Some of the newest artwork in the Metro system is showcased along the recently-opened Expo Line (fortuitously, the CicLAvia route intersects with the Expo Line for the first time, providing easy access from neighborhoods along the east-west corridor to this quintessential L.A. event). Each of the 10 new stations displays a series of mosaic and porcelain enamel artworks along the platforms, with a total of 176 original artworks spread between Culver City and downtown LA.

So, here’s an idea:  take the Metro Expo Line to CicLAvia (or Red, Purple, Blue, or Gold Lines), and explore L.A.’s unique artistic landscape along the way for a fun-filled day of cultural and civic enrichment. Then congratulate yourself on a day well-spent!

Here are a few highlights from the Expo Line:

Jefferson/USC Station, Urban Dualities, Samuel Rodriguez, artist

La Cienega/Jefferson Station, Engraved in Memory, Daniel González, artist

Expo/Vermont Station, Neighborhood Portrait: Reconstructed, Jessica Polzin McCoy, artist

Expo/Crenshaw Station, Wanderers, Willie Robert Middlebrook, artist

Monumental sculpture, Time Piece, at new El Monte Station!

Time Piece, a sculpture designed by Donald Lipski for the new El Monte Station, which includes three double sided clocks, and is suspended by a network of cables from a 30 foot tall stainless steel arch. Photo: Donald Lipski.

 

 

An iconic, large-scale sculpture by Donald Lipski is installed at Metro’s new El Monte Station, which is opening Oct. 14!

Lipski, an internationally renowed sculptor in the field of public art, created a monumental clock tower–with a twist. Entitled Time Piece, the artwork includes three double sided clocks suspended from a sweeping 30-foot tall stainless steel arch, using a web of thin stainless steel cables.

The functional sculpture echoes the grand clock towers historically found in transit systems, but is updated to contemporary times and the specific context of the new facility.

Built in the 1970s, the original transit center was the busiest bus-only station west of the Mississippi.
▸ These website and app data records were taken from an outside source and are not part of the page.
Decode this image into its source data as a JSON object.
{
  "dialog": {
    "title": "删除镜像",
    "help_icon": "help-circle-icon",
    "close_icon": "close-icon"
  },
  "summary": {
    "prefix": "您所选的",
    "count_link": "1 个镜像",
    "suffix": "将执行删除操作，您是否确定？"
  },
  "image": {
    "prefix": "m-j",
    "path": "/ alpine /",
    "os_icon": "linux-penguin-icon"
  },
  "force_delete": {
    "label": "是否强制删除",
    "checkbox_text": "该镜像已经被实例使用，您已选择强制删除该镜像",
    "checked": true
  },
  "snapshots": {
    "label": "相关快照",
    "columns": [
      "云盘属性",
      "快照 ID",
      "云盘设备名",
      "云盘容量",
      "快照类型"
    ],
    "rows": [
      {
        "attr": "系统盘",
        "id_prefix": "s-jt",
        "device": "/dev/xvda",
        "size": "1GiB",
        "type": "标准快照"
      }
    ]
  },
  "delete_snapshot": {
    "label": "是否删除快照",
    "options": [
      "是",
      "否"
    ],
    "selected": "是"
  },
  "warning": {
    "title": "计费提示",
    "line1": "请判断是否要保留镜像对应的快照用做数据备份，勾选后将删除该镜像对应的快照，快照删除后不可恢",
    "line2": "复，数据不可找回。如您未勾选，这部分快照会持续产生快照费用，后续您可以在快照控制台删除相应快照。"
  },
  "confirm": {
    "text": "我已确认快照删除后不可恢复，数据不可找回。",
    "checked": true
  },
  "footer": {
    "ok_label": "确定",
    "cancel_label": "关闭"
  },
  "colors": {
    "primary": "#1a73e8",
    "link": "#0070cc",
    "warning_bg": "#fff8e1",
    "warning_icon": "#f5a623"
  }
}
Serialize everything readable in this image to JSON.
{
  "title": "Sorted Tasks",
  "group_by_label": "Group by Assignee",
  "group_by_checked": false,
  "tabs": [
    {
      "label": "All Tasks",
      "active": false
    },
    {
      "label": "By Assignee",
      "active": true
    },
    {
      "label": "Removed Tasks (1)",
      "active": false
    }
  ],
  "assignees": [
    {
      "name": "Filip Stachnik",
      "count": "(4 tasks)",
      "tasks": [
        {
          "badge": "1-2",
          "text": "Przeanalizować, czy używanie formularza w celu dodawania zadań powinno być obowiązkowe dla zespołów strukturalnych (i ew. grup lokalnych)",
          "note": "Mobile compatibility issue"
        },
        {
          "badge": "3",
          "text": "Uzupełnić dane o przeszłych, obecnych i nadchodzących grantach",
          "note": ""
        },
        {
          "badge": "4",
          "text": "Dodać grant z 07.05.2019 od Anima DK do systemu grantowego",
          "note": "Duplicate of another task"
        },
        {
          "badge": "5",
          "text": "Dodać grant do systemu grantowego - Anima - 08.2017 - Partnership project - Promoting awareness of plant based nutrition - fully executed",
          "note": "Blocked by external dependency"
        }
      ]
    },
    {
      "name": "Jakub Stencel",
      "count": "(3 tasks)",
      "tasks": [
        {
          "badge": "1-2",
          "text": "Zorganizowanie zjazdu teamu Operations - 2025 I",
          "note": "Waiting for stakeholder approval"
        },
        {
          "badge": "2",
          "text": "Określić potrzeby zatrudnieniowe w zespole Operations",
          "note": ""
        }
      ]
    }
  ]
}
The station was demolished to make way for a new two-level station, doubling its previous size and accommodating up to 40,000 daily riders.

Click here for a Source post documenting the installation of this artwork, and here for more information on Donald Lipski’s work.

Detail of Time Piece. Photo: Donald Lipski.